Just by its name -- Alta Ski Area – you can tell that you’re skiing “old school.” The famed powder mountain is one of the oldest in the country, opening in 1939, and much is the same today -- including an average of 500-plus inches. The Wasatch Range is first to grab Pacific storm snowfall after the Sierra Nevada. The trip across the desert sucks the moisture out, so famous Utah fluffy powder typically arrives atop Little Cottonwood canyon below 10% water content.

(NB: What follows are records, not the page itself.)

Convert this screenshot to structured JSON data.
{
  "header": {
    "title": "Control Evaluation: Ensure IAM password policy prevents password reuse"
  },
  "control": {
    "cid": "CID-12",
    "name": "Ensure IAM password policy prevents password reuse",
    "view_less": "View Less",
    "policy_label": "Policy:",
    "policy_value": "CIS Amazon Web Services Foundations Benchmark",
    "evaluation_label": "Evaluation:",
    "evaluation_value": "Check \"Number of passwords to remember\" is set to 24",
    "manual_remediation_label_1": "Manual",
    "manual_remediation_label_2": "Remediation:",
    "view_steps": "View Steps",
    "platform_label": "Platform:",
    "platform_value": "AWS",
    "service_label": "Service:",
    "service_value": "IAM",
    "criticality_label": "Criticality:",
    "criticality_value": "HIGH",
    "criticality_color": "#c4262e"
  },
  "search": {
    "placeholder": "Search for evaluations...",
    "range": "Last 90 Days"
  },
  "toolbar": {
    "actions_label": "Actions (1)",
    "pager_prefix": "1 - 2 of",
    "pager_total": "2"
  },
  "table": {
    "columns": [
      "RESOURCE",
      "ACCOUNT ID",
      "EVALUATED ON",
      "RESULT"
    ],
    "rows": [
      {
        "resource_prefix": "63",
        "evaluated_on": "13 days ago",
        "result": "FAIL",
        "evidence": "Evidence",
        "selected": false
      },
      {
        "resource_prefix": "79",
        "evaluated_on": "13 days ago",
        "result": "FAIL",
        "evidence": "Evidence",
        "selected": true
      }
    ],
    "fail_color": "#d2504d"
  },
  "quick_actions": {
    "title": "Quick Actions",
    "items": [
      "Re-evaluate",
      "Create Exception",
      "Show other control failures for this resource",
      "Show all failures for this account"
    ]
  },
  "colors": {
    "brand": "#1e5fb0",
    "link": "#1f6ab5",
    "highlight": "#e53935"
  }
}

Robert Redford's Sundance Mountain Resort maybe just an hour south of its well-known neighbors in Utah's Wasatch Range -- on a clear day you can see the top of Snowbird -- but it feels like you have traveled decades away. Tucked up a steep, tight canyon east of Provo, the resort opened it in 1969 -- and it doesn't seem like much has changed since then.

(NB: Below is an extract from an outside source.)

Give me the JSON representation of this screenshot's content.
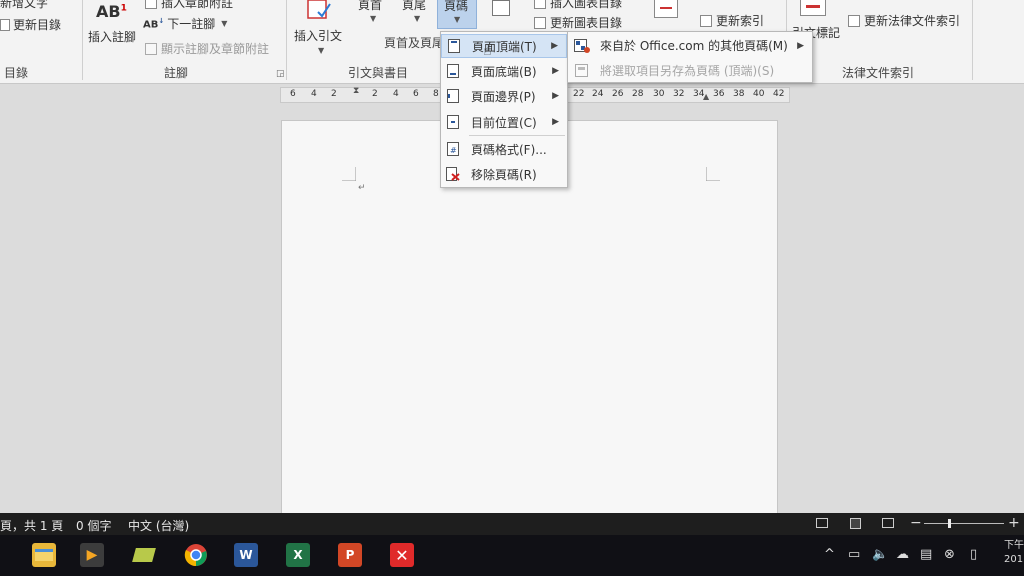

So, all you want is deep pow', first tracks and freshies all day. You're not interested in checking the grooming report for morning corduroy. Only snowboards or fat-boy skis on board. And hiking is the best way up. If this is you, then Silverton Mountain and Powder Mountain await your arrival.
In most seasons, the Pacific Northwest can claim the most snow in the country -- and the heaviest powder. So, skiers and riders who head up to the Cascades know they have to work a bit harder to carve up the freshies.
Throughout SnoCountry, certain mountains always seem to get more of the white stuff than others – meaning a better chance at a powder day.
SnoCountry took a look around the country and came up with a half-dozen mountains that perennially attract the most snowfall.
OK, so we on the West Coast have been pleading and praying for powder this season, especially on the heels of a couple of subpar winters where puttin' on the fatboys and breathing through a snorkel seemed but distant memories.
As lift lines get longer and trails more crowded, many a skier and rider looks longingly past the ropes into the untouched terrain beyond.